In total, 2,430 people have been returned home as a result of exchanges, the group said, adding among that figure are 139 civilians.

Some context: Wagner leader Yevgeny Prigozhin announced his fighters are withdrawing from the eastern Ukrainian city and will be replaced by Russian soldiers.

Ukrainian officials on Tuesday said part of the city remains under Ukrainian control. “If they [Russians] believe they have taken Bakhmut, I can say that this is not true. As of today, part of Bakhmut is under our control,” Ukrainian national security adviser Oleksiy Danilov told CNN.

9:04 a.m. ET, May 25, 2023

It’s mid-afternoon in Kyiv. Here’s what you need to know

From CNN staff

Wagner chief Yevgeny Prigozhin has said his fighters have begun to pull out of Bakhmut, handing the devastated Ukrainan city over to Russia’s military after a months-long slog to capture it.

Here are today's major developments:

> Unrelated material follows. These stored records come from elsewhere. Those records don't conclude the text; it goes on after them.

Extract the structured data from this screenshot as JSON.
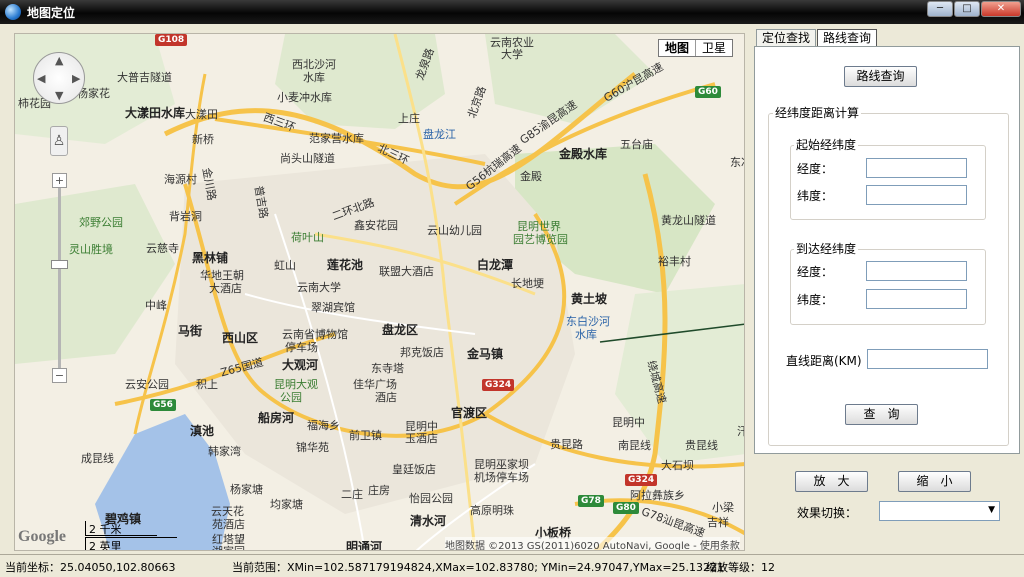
{
  "window": {
    "title": "地图定位",
    "min": "─",
    "max": "□",
    "close": "✕"
  },
  "map": {
    "map_type": {
      "map": "地图",
      "satellite": "卫星"
    },
    "scale": {
      "km": "2 千米",
      "mi": "2 英里"
    },
    "google_logo": "Google",
    "copyright": "地图数据 ©2013 GS(2011)6020 AutoNavi, Google - 使用条款",
    "labels": [
      {
        "t": "西北沙河",
        "c": "green"
      },
      {
        "t": "水库",
        "c": ""
      },
      {
        "t": "小麦冲水库",
        "c": ""
      },
      {
        "t": "大漾田水库",
        "c": "big"
      },
      {
        "t": "大漾田",
        "c": ""
      },
      {
        "t": "范家营水库",
        "c": ""
      },
      {
        "t": "尚头山隧道",
        "c": ""
      },
      {
        "t": "新桥",
        "c": ""
      },
      {
        "t": "海源村",
        "c": ""
      },
      {
        "t": "背岩洞",
        "c": ""
      },
      {
        "t": "郊野公园",
        "c": "green"
      },
      {
        "t": "灵山胜境",
        "c": "green"
      },
      {
        "t": "云慈寺",
        "c": ""
      },
      {
        "t": "黑林铺",
        "c": "big"
      },
      {
        "t": "华地王朝",
        "c": ""
      },
      {
        "t": "大酒店",
        "c": ""
      },
      {
        "t": "中峰",
        "c": ""
      },
      {
        "t": "马街",
        "c": "big"
      },
      {
        "t": "西山区",
        "c": "big"
      },
      {
        "t": "盘龙区",
        "c": "big"
      },
      {
        "t": "大观河",
        "c": "big"
      },
      {
        "t": "官渡区",
        "c": "big"
      },
      {
        "t": "金马镇",
        "c": "big"
      },
      {
        "t": "白龙潭",
        "c": "big"
      },
      {
        "t": "黄土坡",
        "c": "big"
      },
      {
        "t": "长地埂",
        "c": ""
      },
      {
        "t": "金殿水库",
        "c": "big"
      },
      {
        "t": "金殿",
        "c": ""
      },
      {
        "t": "昆明世界",
        "c": "green"
      },
      {
        "t": "园艺博览园",
        "c": "green"
      },
      {
        "t": "云山幼儿园",
        "c": ""
      },
      {
        "t": "鑫安花园",
        "c": ""
      },
      {
        "t": "荷叶山",
        "c": "green"
      },
      {
        "t": "虹山",
        "c": ""
      },
      {
        "t": "莲花池",
        "c": "big"
      },
      {
        "t": "联盟大酒店",
        "c": ""
      },
      {
        "t": "云南大学",
        "c": ""
      },
      {
        "t": "翠湖宾馆",
        "c": ""
      },
      {
        "t": "云南省博物馆",
        "c": ""
      },
      {
        "t": "停车场",
        "c": ""
      },
      {
        "t": "邦克饭店",
        "c": ""
      },
      {
        "t": "东寺塔",
        "c": ""
      },
      {
        "t": "佳华广场",
        "c": ""
      },
      {
        "t": "酒店",
        "c": ""
      },
      {
        "t": "昆明大观",
        "c": "green"
      },
      {
        "t": "公园",
        "c": "green"
      },
      {
        "t": "船房河",
        "c": "big"
      },
      {
        "t": "福海乡",
        "c": ""
      },
      {
        "t": "滇池",
        "c": "big"
      },
      {
        "t": "韩家湾",
        "c": ""
      },
      {
        "t": "锦华苑",
        "c": ""
      },
      {
        "t": "前卫镇",
        "c": ""
      },
      {
        "t": "昆明中",
        "c": ""
      },
      {
        "t": "玉酒店",
        "c": ""
      },
      {
        "t": "皇廷饭店",
        "c": ""
      },
      {
        "t": "杨家塘",
        "c": ""
      },
      {
        "t": "二庄",
        "c": ""
      },
      {
        "t": "庄房",
        "c": ""
      },
      {
        "t": "怡园公园",
        "c": ""
      },
      {
        "t": "均家塘",
        "c": ""
      },
      {
        "t": "云天花",
        "c": ""
      },
      {
        "t": "苑酒店",
        "c": ""
      },
      {
        "t": "红塔望",
        "c": ""
      },
      {
        "t": "湖家园",
        "c": ""
      },
      {
        "t": "明通河",
        "c": "big"
      },
      {
        "t": "清水河",
        "c": "big"
      },
      {
        "t": "昆明巫家坝",
        "c": ""
      },
      {
        "t": "机场停车场",
        "c": ""
      },
      {
        "t": "高原明珠",
        "c": ""
      },
      {
        "t": "小板桥",
        "c": "big"
      },
      {
        "t": "成昆线",
        "c": ""
      },
      {
        "t": "碧鸡镇",
        "c": "big"
      },
      {
        "t": "云安公园",
        "c": ""
      },
      {
        "t": "积上",
        "c": ""
      },
      {
        "t": "上庄",
        "c": ""
      },
      {
        "t": "五台庙",
        "c": ""
      },
      {
        "t": "黄龙山隧道",
        "c": ""
      },
      {
        "t": "裕丰村",
        "c": ""
      },
      {
        "t": "东白沙河",
        "c": "blue"
      },
      {
        "t": "水库",
        "c": "blue"
      },
      {
        "t": "贵昆路",
        "c": ""
      },
      {
        "t": "南昆线",
        "c": ""
      },
      {
        "t": "贵昆线",
        "c": ""
      },
      {
        "t": "大石坝",
        "c": ""
      },
      {
        "t": "阿拉彝族乡",
        "c": ""
      },
      {
        "t": "大普吉隧道",
        "c": ""
      },
      {
        "t": "杨家花",
        "c": ""
      },
      {
        "t": "柿花园",
        "c": ""
      },
      {
        "t": "云南农业",
        "c": ""
      },
      {
        "t": "大学",
        "c": ""
      },
      {
        "t": "盘龙江",
        "c": "blue"
      },
      {
        "t": "东冲",
        "c": ""
      },
      {
        "t": "昆明中",
        "c": ""
      },
      {
        "t": "汗家冲",
        "c": ""
      },
      {
        "t": "小梁",
        "c": ""
      },
      {
        "t": "吉祥",
        "c": ""
      }
    ],
    "shields": [
      {
        "t": "G108",
        "c": "red"
      },
      {
        "t": "G60",
        "c": "green"
      },
      {
        "t": "G56",
        "c": "green"
      },
      {
        "t": "G324",
        "c": "red"
      },
      {
        "t": "G78",
        "c": "green"
      },
      {
        "t": "G80",
        "c": "green"
      },
      {
        "t": "G324",
        "c": "red"
      }
    ],
    "road_labels": [
      {
        "t": "西三环"
      },
      {
        "t": "北三环"
      },
      {
        "t": "二环北路"
      },
      {
        "t": "G56杭瑞高速"
      },
      {
        "t": "G85渝昆高速"
      },
      {
        "t": "G60沪昆高速"
      },
      {
        "t": "Z65国道"
      },
      {
        "t": "G78汕昆高速"
      },
      {
        "t": "龙泉路"
      },
      {
        "t": "北京路"
      },
      {
        "t": "绕城高速"
      },
      {
        "t": "普吉路"
      },
      {
        "t": "金川路"
      }
    ]
  },
  "tabs": {
    "locate": "定位查找",
    "route": "路线查询"
  },
  "route_panel": {
    "route_button": "路线查询",
    "distance_group": "经纬度距离计算",
    "start_group": "起始经纬度",
    "end_group": "到达经纬度",
    "lon_label": "经度：",
    "lat_label": "纬度：",
    "distance_label": "直线距离(KM)",
    "query_button": "查　询",
    "start_lon": "",
    "start_lat": "",
    "end_lon": "",
    "end_lat": "",
    "distance": ""
  },
  "controls": {
    "zoom_in": "放　大",
    "zoom_out": "缩　小",
    "effect_label": "效果切换：",
    "effect_value": "",
    "effect_arrow": "▼"
  },
  "status": {
    "coord": "当前坐标：25.04050,102.80663",
    "range": "当前范围：XMin=102.587179194824,XMax=102.83780; YMin=24.97047,YMax=25.13221",
    "zoom": "缩放等级：12"
  }
}
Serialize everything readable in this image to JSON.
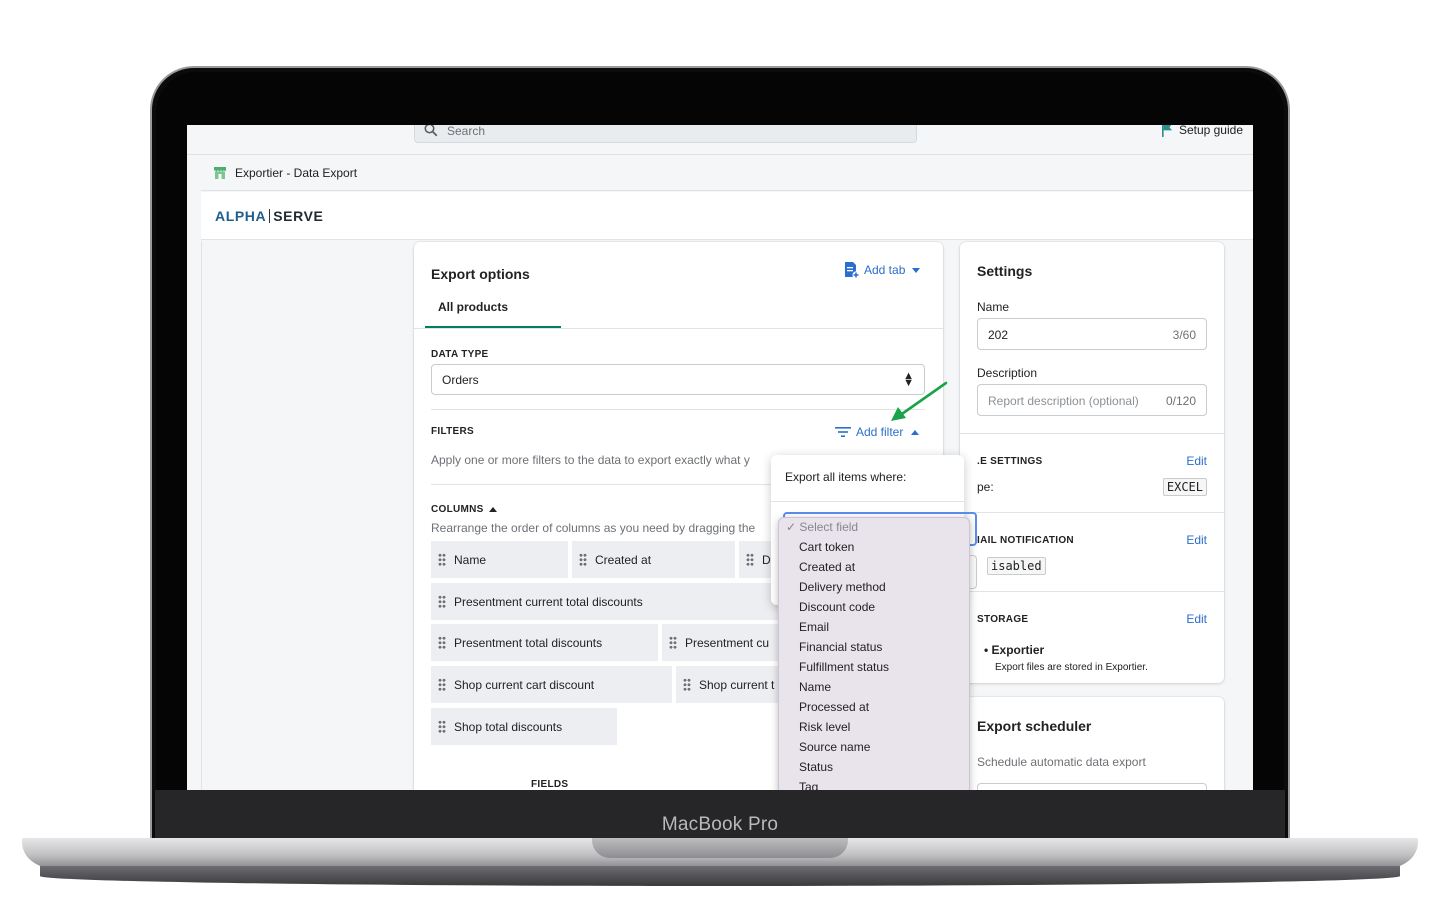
{
  "device": {
    "brand": "MacBook Pro"
  },
  "topbar": {
    "search_placeholder": "Search",
    "setup_guide": "Setup guide"
  },
  "app": {
    "title": "Exportier - Data Export",
    "logo_left": "ALPHA",
    "logo_right": "SERVE"
  },
  "export_options": {
    "title": "Export options",
    "add_tab": "Add tab",
    "tab_active": "All products",
    "data_type_label": "DATA TYPE",
    "data_type_value": "Orders",
    "filters_label": "FILTERS",
    "add_filter": "Add filter",
    "filters_hint": "Apply one or more filters to the data to export exactly what y",
    "columns_label": "COLUMNS",
    "columns_hint": "Rearrange the order of columns as you need by dragging the",
    "columns": [
      "Name",
      "Created at",
      "D",
      "Presentment current total discounts",
      "Presentment total discounts",
      "Presentment cu",
      "Shop current cart discount",
      "Shop current t",
      "Shop total discounts"
    ],
    "fields_label": "FIELDS"
  },
  "settings": {
    "title": "Settings",
    "name_label": "Name",
    "name_value": "202",
    "name_count": "3/60",
    "description_label": "Description",
    "description_placeholder": "Report description (optional)",
    "description_count": "0/120",
    "file_settings_label": ".E SETTINGS",
    "file_type_label": "pe:",
    "file_type_value": "EXCEL",
    "email_label": "IAIL NOTIFICATION",
    "email_value": "isabled",
    "storage_label": "STORAGE",
    "storage_item": "Exportier",
    "storage_sub": "Export files are stored in Exportier.",
    "edit": "Edit"
  },
  "scheduler": {
    "title": "Export scheduler",
    "hint": "Schedule automatic data export"
  },
  "filter_popover": {
    "title": "Export all items where:",
    "options": [
      "✓ Select field",
      "Cart token",
      "Created at",
      "Delivery method",
      "Discount code",
      "Email",
      "Financial status",
      "Fulfillment status",
      "Name",
      "Processed at",
      "Risk level",
      "Source name",
      "Status",
      "Tag"
    ]
  },
  "colors": {
    "accent": "#2c6ecb",
    "tab_underline": "#008060",
    "arrow": "#1aa34a"
  }
}
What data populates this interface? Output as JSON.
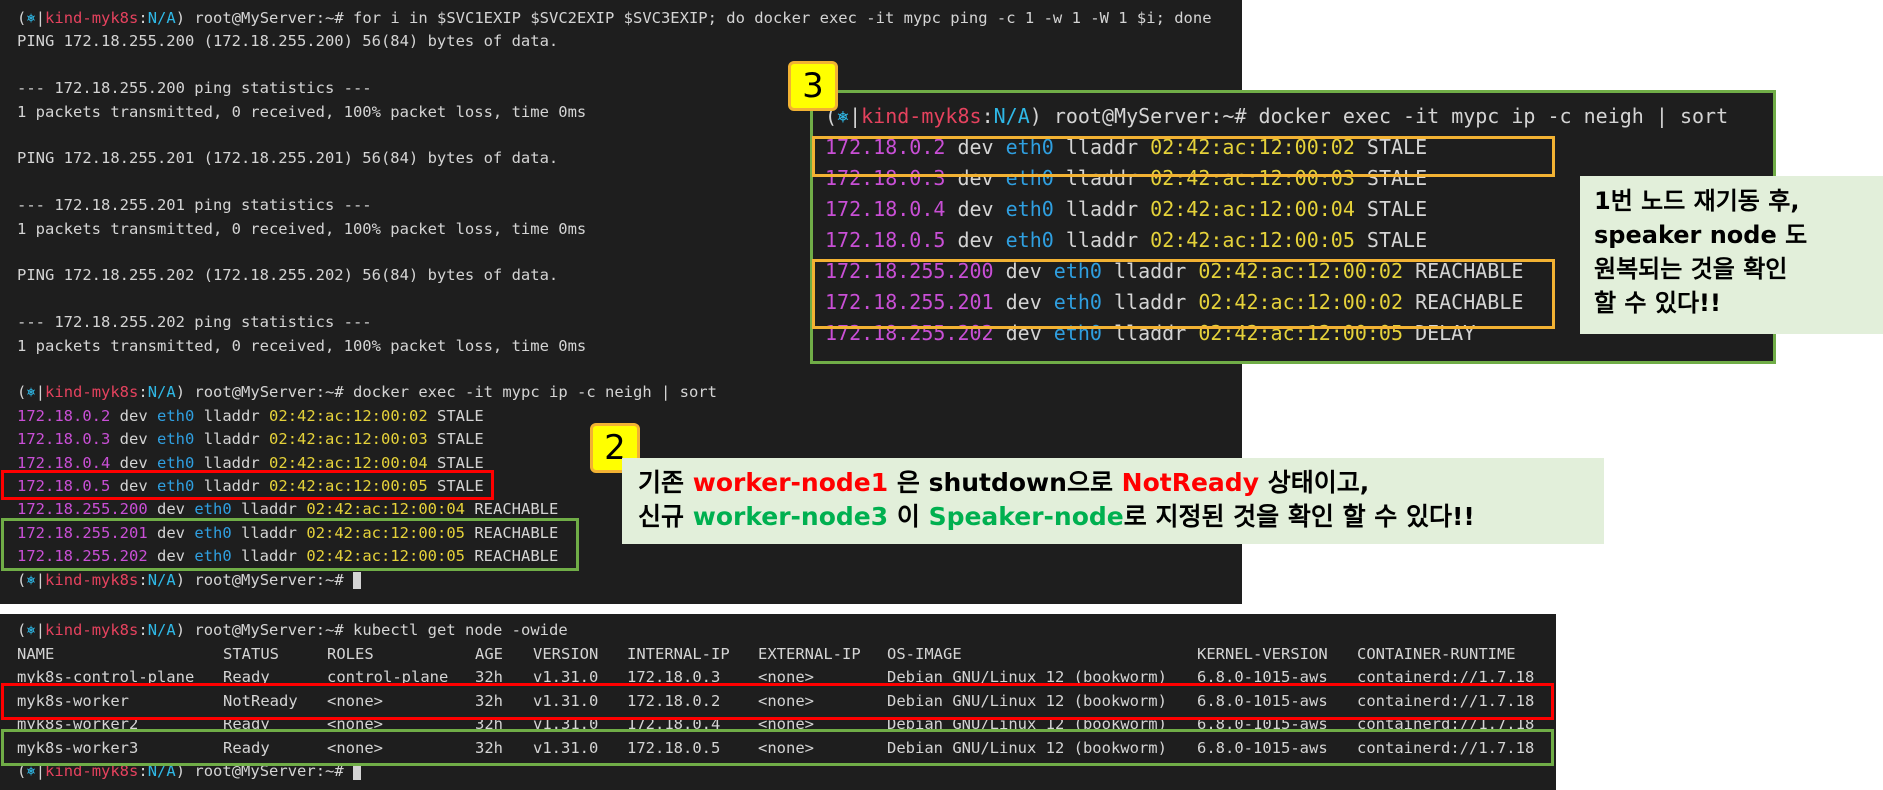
{
  "colors": {
    "terminal_bg": "#1e1e1e",
    "ip": "#c94fd6",
    "dev": "#2f9fe0",
    "mac": "#e5d23a",
    "ctx": "#e5425e",
    "ns": "#2fb8e6",
    "red_box": "#ff0000",
    "green_box": "#70ad47",
    "orange_box": "#f2b233",
    "callout_bg": "#e2efda",
    "badge_bg": "#ffff00"
  },
  "prompt": {
    "open": "(",
    "icon": "⎈",
    "sep": "|",
    "ctx": "kind-myk8s",
    "colon": ":",
    "ns": "N/A",
    "close": ")",
    "userhost": " root@MyServer:~# "
  },
  "term1": {
    "cmd1": "for i in $SVC1EXIP $SVC2EXIP $SVC3EXIP; do docker exec -it mypc ping -c 1 -w 1 -W 1 $i; done",
    "lines": [
      "PING 172.18.255.200 (172.18.255.200) 56(84) bytes of data.",
      "",
      "--- 172.18.255.200 ping statistics ---",
      "1 packets transmitted, 0 received, 100% packet loss, time 0ms",
      "",
      "PING 172.18.255.201 (172.18.255.201) 56(84) bytes of data.",
      "",
      "--- 172.18.255.201 ping statistics ---",
      "1 packets transmitted, 0 received, 100% packet loss, time 0ms",
      "",
      "PING 172.18.255.202 (172.18.255.202) 56(84) bytes of data.",
      "",
      "--- 172.18.255.202 ping statistics ---",
      "1 packets transmitted, 0 received, 100% packet loss, time 0ms",
      ""
    ],
    "cmd2": "docker exec -it mypc ip -c neigh | sort",
    "neigh": [
      {
        "ip": "172.18.0.2",
        "mac": "02:42:ac:12:00:02",
        "state": "STALE"
      },
      {
        "ip": "172.18.0.3",
        "mac": "02:42:ac:12:00:03",
        "state": "STALE"
      },
      {
        "ip": "172.18.0.4",
        "mac": "02:42:ac:12:00:04",
        "state": "STALE"
      },
      {
        "ip": "172.18.0.5",
        "mac": "02:42:ac:12:00:05",
        "state": "STALE"
      },
      {
        "ip": "172.18.255.200",
        "mac": "02:42:ac:12:00:04",
        "state": "REACHABLE"
      },
      {
        "ip": "172.18.255.201",
        "mac": "02:42:ac:12:00:05",
        "state": "REACHABLE"
      },
      {
        "ip": "172.18.255.202",
        "mac": "02:42:ac:12:00:05",
        "state": "REACHABLE"
      }
    ],
    "dev_word": "dev",
    "eth": "eth0",
    "lladdr": "lladdr"
  },
  "term3": {
    "cmd": "docker exec -it mypc ip -c neigh | sort",
    "neigh": [
      {
        "ip": "172.18.0.2",
        "mac": "02:42:ac:12:00:02",
        "state": "STALE"
      },
      {
        "ip": "172.18.0.3",
        "mac": "02:42:ac:12:00:03",
        "state": "STALE"
      },
      {
        "ip": "172.18.0.4",
        "mac": "02:42:ac:12:00:04",
        "state": "STALE"
      },
      {
        "ip": "172.18.0.5",
        "mac": "02:42:ac:12:00:05",
        "state": "STALE"
      },
      {
        "ip": "172.18.255.200",
        "mac": "02:42:ac:12:00:02",
        "state": "REACHABLE"
      },
      {
        "ip": "172.18.255.201",
        "mac": "02:42:ac:12:00:02",
        "state": "REACHABLE"
      },
      {
        "ip": "172.18.255.202",
        "mac": "02:42:ac:12:00:05",
        "state": "DELAY"
      }
    ]
  },
  "badge2": "2",
  "badge3": "3",
  "callout2": {
    "l1_a": "기존 ",
    "l1_b": "worker-node1",
    "l1_c": " 은 shutdown으로 ",
    "l1_d": "NotReady",
    "l1_e": " 상태이고,",
    "l2_a": "신규 ",
    "l2_b": "worker-node3",
    "l2_c": " 이 ",
    "l2_d": "Speaker-node",
    "l2_e": "로 지정된 것을 확인 할 수 있다!!"
  },
  "callout3": [
    "1번 노드 재기동 후,",
    "speaker node 도",
    "원복되는 것을 확인",
    "할 수 있다!!"
  ],
  "term2": {
    "cmd": "kubectl get node -owide",
    "headers": [
      "NAME",
      "STATUS",
      "ROLES",
      "AGE",
      "VERSION",
      "INTERNAL-IP",
      "EXTERNAL-IP",
      "OS-IMAGE",
      "KERNEL-VERSION",
      "CONTAINER-RUNTIME"
    ],
    "rows": [
      [
        "myk8s-control-plane",
        "Ready",
        "control-plane",
        "32h",
        "v1.31.0",
        "172.18.0.3",
        "<none>",
        "Debian GNU/Linux 12 (bookworm)",
        "6.8.0-1015-aws",
        "containerd://1.7.18"
      ],
      [
        "myk8s-worker",
        "NotReady",
        "<none>",
        "32h",
        "v1.31.0",
        "172.18.0.2",
        "<none>",
        "Debian GNU/Linux 12 (bookworm)",
        "6.8.0-1015-aws",
        "containerd://1.7.18"
      ],
      [
        "myk8s-worker2",
        "Ready",
        "<none>",
        "32h",
        "v1.31.0",
        "172.18.0.4",
        "<none>",
        "Debian GNU/Linux 12 (bookworm)",
        "6.8.0-1015-aws",
        "containerd://1.7.18"
      ],
      [
        "myk8s-worker3",
        "Ready",
        "<none>",
        "32h",
        "v1.31.0",
        "172.18.0.5",
        "<none>",
        "Debian GNU/Linux 12 (bookworm)",
        "6.8.0-1015-aws",
        "containerd://1.7.18"
      ]
    ]
  }
}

  • Wagner leaves Bakhmut: Prigozhin said that the withdrawal of his fighters from Bakhmut has started and will last until June 1. Wagner mercenaries are being “replaced” by troops in the regular Russian military on the outskirts of the city, according to Ukraine’s deputy defense minister Hanna Maliar. Maliar also said Thursday that Ukrainian forces still control a small zone in the southwestern part of Bakhmut.
  • Kremlin drone attack: US intelligence suggests that Ukrainians may have been responsible for a drone attack on the Kremlin earlier this month. US officials have picked up chatter among Ukrainian groups blaming each other for the attack, sources familiar with the intelligence told CNN. Kremlin spokesperson Dmitry Peskov said today that Russia knew “right away that the Kyiv regime” was behind the attack. Kyiv has denied involvement.
  • Ukraine’s air defenses hold: Ukrainian defenses repelled all 36 drones launched by Russia overnight at multiple cities including Kyiv, Ukrainian authorities said Thursday. Ukrainian President Volodymyr Zelensky said “it was not an easy night,” but confirmed that none of the drones reached its target.
  • Moscow fire reports denied by Russia: Russian state news agency TASS earlier reported that a fire had broken out on a balcony at the Ministry of Defense building in Moscow on Wednesday night, citing the city’s emergency services. Video seen by CNN showed smoke surrounding the building. Russia later denied the reports. “The presence of a fire has not been confirmed, as no fire was detected by the fire brigade upon arrival,” TASS quoted Moscow’s Ministry of Emergency Situations.
  • Belgorod assault: Russian defense minister Sergei Shoigu called the cross-border raid in Belgorod a “terrorist act” and warned Russia will respond “promptly and extremely harshly” to any further attempts. He also claimed that more than 70 of the “saboteurs” were killed. The attack was launched by the Ukraine-based Freedom for Russia Legion, which has said its goal is the “complete liberation of Russia. Kyiv has claimed the group acted independently – but CNN analysis suggests that isn’t the case.
  • Ukraine’s counteroffensive: Kyiv's long-anticipated counteroffensive won’t be marked by a “single event,” Mykhailo Podolyak, adviser to the Head of the Presidential Office, said Thursday. Amid much confusion as to when – or whether – the counteroffensive would start, Podolyak said it will not “begin at a specific hour of a specific day with a solemn cutting of the red ribbon.”
  • US seeking Russian spies: The Central Intelligence Agency launched a new effort to capitalize on what US intelligence officials believe is an “unprecedented” opportunity to convince Russians disaffected by the war in Ukraine and life in Russia to share their secrets, posting a slickly produced, cinematic recruitment video online last week.